<<<<

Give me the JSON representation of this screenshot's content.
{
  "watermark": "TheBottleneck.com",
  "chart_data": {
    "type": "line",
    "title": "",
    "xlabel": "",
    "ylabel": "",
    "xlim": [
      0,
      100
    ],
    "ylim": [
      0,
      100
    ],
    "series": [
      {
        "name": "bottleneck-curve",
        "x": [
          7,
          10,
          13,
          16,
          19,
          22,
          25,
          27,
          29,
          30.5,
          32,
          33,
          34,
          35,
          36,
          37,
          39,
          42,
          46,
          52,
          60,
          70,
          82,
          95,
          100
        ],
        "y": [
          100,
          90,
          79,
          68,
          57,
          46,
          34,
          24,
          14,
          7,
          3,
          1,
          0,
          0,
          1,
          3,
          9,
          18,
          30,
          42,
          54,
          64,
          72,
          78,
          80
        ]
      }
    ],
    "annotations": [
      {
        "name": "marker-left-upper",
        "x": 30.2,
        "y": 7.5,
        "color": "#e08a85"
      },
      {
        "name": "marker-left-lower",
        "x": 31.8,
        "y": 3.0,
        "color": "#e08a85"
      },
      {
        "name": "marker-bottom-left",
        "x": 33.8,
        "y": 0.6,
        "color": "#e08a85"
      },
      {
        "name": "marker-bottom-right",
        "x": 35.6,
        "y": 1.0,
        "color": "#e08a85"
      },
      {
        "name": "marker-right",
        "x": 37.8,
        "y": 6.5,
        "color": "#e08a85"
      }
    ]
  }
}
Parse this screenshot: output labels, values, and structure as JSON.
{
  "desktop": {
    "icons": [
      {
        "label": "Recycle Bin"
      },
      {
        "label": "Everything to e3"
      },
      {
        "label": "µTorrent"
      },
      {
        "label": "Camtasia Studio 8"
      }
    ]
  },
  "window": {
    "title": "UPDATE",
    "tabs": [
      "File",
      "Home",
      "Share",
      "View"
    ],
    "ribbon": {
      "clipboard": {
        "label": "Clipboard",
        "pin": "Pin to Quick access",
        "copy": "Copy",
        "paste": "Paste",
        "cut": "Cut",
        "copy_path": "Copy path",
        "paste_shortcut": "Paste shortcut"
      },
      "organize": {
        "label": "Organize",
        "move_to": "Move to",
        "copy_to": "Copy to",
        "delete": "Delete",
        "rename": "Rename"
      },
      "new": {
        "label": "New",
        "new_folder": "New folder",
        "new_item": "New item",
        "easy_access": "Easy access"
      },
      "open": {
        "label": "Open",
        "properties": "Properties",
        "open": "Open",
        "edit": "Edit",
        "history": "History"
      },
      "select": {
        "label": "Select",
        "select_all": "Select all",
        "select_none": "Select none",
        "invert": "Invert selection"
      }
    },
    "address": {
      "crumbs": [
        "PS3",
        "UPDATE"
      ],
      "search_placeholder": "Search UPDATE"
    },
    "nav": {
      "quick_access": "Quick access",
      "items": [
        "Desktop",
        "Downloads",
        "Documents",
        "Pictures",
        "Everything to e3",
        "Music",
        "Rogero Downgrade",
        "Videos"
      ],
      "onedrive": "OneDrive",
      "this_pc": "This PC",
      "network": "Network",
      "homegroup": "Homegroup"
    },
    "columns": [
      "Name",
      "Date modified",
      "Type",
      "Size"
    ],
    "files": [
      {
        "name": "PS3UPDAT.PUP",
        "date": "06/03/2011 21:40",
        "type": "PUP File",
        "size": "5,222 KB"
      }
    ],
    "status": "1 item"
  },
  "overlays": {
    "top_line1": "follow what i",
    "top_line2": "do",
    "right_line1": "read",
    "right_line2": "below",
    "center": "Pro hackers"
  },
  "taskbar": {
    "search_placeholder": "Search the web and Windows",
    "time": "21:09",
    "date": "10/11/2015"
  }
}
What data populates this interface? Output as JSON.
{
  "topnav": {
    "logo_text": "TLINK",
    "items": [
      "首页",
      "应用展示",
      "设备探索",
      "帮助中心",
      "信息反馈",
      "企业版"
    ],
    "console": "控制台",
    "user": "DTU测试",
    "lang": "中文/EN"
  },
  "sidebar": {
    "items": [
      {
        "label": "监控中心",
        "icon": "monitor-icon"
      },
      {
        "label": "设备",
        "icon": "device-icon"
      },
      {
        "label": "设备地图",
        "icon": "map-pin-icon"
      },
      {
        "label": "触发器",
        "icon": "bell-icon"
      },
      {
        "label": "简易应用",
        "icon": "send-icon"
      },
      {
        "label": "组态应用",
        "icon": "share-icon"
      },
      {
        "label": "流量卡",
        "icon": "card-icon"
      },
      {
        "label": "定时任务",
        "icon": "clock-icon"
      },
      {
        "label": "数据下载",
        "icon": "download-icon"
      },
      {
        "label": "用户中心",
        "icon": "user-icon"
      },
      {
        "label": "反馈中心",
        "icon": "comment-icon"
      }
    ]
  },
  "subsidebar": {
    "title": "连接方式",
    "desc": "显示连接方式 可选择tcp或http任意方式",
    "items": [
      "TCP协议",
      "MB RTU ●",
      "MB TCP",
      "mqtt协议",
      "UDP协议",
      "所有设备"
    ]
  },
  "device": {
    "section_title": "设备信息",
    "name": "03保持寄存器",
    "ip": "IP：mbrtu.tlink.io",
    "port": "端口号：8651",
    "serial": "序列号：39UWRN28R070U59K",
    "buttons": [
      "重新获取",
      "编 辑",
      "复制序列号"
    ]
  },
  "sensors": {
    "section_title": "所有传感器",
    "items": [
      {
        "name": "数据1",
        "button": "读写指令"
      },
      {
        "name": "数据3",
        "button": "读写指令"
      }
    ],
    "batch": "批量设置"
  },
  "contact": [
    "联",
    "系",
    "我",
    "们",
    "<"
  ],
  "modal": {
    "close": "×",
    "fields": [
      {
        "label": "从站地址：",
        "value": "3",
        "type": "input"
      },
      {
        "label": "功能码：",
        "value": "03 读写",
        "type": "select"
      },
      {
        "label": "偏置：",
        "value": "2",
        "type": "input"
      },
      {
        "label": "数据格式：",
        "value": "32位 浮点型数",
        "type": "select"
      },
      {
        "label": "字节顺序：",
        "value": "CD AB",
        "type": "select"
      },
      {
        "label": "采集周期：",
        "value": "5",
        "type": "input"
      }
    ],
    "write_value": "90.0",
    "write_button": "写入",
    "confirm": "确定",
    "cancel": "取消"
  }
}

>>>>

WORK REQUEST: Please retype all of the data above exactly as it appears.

EXPECTED ANSWER:
Give me the JSON representation of this screenshot's content.
{
  "watermark": "TheBottleneck.com",
  "chart_data": {
    "type": "line",
    "title": "",
    "xlabel": "",
    "ylabel": "",
    "xlim": [
      0,
      100
    ],
    "ylim": [
      0,
      100
    ],
    "series": [
      {
        "name": "bottleneck-curve",
        "x": [
          7,
          10,
          13,
          16,
          19,
          22,
          25,
          27,
          29,
          30.5,
          32,
          33,
          34,
          35,
          36,
          37,
          39,
          42,
          46,
          52,
          60,
          70,
          82,
          95,
          100
        ],
        "y": [
          100,
          90,
          79,
          68,
          57,
          46,
          34,
          24,
          14,
          7,
          3,
          1,
          0,
          0,
          1,
          3,
          9,
          18,
          30,
          42,
          54,
          64,
          72,
          78,
          80
        ]
      }
    ],
    "annotations": [
      {
        "name": "marker-left-upper",
        "x": 30.2,
        "y": 7.5,
        "color": "#e08a85"
      },
      {
        "name": "marker-left-lower",
        "x": 31.8,
        "y": 3.0,
        "color": "#e08a85"
      },
      {
        "name": "marker-bottom-left",
        "x": 33.8,
        "y": 0.6,
        "color": "#e08a85"
      },
      {
        "name": "marker-bottom-right",
        "x": 35.6,
        "y": 1.0,
        "color": "#e08a85"
      },
      {
        "name": "marker-right",
        "x": 37.8,
        "y": 6.5,
        "color": "#e08a85"
      }
    ]
  }
}
Parse this screenshot: output labels, values, and structure as JSON.
{
  "desktop": {
    "icons": [
      {
        "label": "Recycle Bin"
      },
      {
        "label": "Everything to e3"
      },
      {
        "label": "µTorrent"
      },
      {
        "label": "Camtasia Studio 8"
      }
    ]
  },
  "window": {
    "title": "UPDATE",
    "tabs": [
      "File",
      "Home",
      "Share",
      "View"
    ],
    "ribbon": {
      "clipboard": {
        "label": "Clipboard",
        "pin": "Pin to Quick access",
        "copy": "Copy",
        "paste": "Paste",
        "cut": "Cut",
        "copy_path": "Copy path",
        "paste_shortcut": "Paste shortcut"
      },
      "organize": {
        "label": "Organize",
        "move_to": "Move to",
        "copy_to": "Copy to",
        "delete": "Delete",
        "rename": "Rename"
      },
      "new": {
        "label": "New",
        "new_folder": "New folder",
        "new_item": "New item",
        "easy_access": "Easy access"
      },
      "open": {
        "label": "Open",
        "properties": "Properties",
        "open": "Open",
        "edit": "Edit",
        "history": "History"
      },
      "select": {
        "label": "Select",
        "select_all": "Select all",
        "select_none": "Select none",
        "invert": "Invert selection"
      }
    },
    "address": {
      "crumbs": [
        "PS3",
        "UPDATE"
      ],
      "search_placeholder": "Search UPDATE"
    },
    "nav": {
      "quick_access": "Quick access",
      "items": [
        "Desktop",
        "Downloads",
        "Documents",
        "Pictures",
        "Everything to e3",
        "Music",
        "Rogero Downgrade",
        "Videos"
      ],
      "onedrive": "OneDrive",
      "this_pc": "This PC",
      "network": "Network",
      "homegroup": "Homegroup"
    },
    "columns": [
      "Name",
      "Date modified",
      "Type",
      "Size"
    ],
    "files": [
      {
        "name": "PS3UPDAT.PUP",
        "date": "06/03/2011 21:40",
        "type": "PUP File",
        "size": "5,222 KB"
      }
    ],
    "status": "1 item"
  },
  "overlays": {
    "top_line1": "follow what i",
    "top_line2": "do",
    "right_line1": "read",
    "right_line2": "below",
    "center": "Pro hackers"
  },
  "taskbar": {
    "search_placeholder": "Search the web and Windows",
    "time": "21:09",
    "date": "10/11/2015"
  }
}
What data populates this interface? Output as JSON.
{
  "topnav": {
    "logo_text": "TLINK",
    "items": [
      "首页",
      "应用展示",
      "设备探索",
      "帮助中心",
      "信息反馈",
      "企业版"
    ],
    "console": "控制台",
    "user": "DTU测试",
    "lang": "中文/EN"
  },
  "sidebar": {
    "items": [
      {
        "label": "监控中心",
        "icon": "monitor-icon"
      },
      {
        "label": "设备",
        "icon": "device-icon"
      },
      {
        "label": "设备地图",
        "icon": "map-pin-icon"
      },
      {
        "label": "触发器",
        "icon": "bell-icon"
      },
      {
        "label": "简易应用",
        "icon": "send-icon"
      },
      {
        "label": "组态应用",
        "icon": "share-icon"
      },
      {
        "label": "流量卡",
        "icon": "card-icon"
      },
      {
        "label": "定时任务",
        "icon": "clock-icon"
      },
      {
        "label": "数据下载",
        "icon": "download-icon"
      },
      {
        "label": "用户中心",
        "icon": "user-icon"
      },
      {
        "label": "反馈中心",
        "icon": "comment-icon"
      }
    ]
  },
  "subsidebar": {
    "title": "连接方式",
    "desc": "显示连接方式 可选择tcp或http任意方式",
    "items": [
      "TCP协议",
      "MB RTU ●",
      "MB TCP",
      "mqtt协议",
      "UDP协议",
      "所有设备"
    ]
  },
  "device": {
    "section_title": "设备信息",
    "name": "03保持寄存器",
    "ip": "IP：mbrtu.tlink.io",
    "port": "端口号：8651",
    "serial": "序列号：39UWRN28R070U59K",
    "buttons": [
      "重新获取",
      "编 辑",
      "复制序列号"
    ]
  },
  "sensors": {
    "section_title": "所有传感器",
    "items": [
      {
        "name": "数据1",
        "button": "读写指令"
      },
      {
        "name": "数据3",
        "button": "读写指令"
      }
    ],
    "batch": "批量设置"
  },
  "contact": [
    "联",
    "系",
    "我",
    "们",
    "<"
  ],
  "modal": {
    "close": "×",
    "fields": [
      {
        "label": "从站地址：",
        "value": "3",
        "type": "input"
      },
      {
        "label": "功能码：",
        "value": "03 读写",
        "type": "select"
      },
      {
        "label": "偏置：",
        "value": "2",
        "type": "input"
      },
      {
        "label": "数据格式：",
        "value": "32位 浮点型数",
        "type": "select"
      },
      {
        "label": "字节顺序：",
        "value": "CD AB",
        "type": "select"
      },
      {
        "label": "采集周期：",
        "value": "5",
        "type": "input"
      }
    ],
    "write_value": "90.0",
    "write_button": "写入",
    "confirm": "确定",
    "cancel": "取消"
  }
}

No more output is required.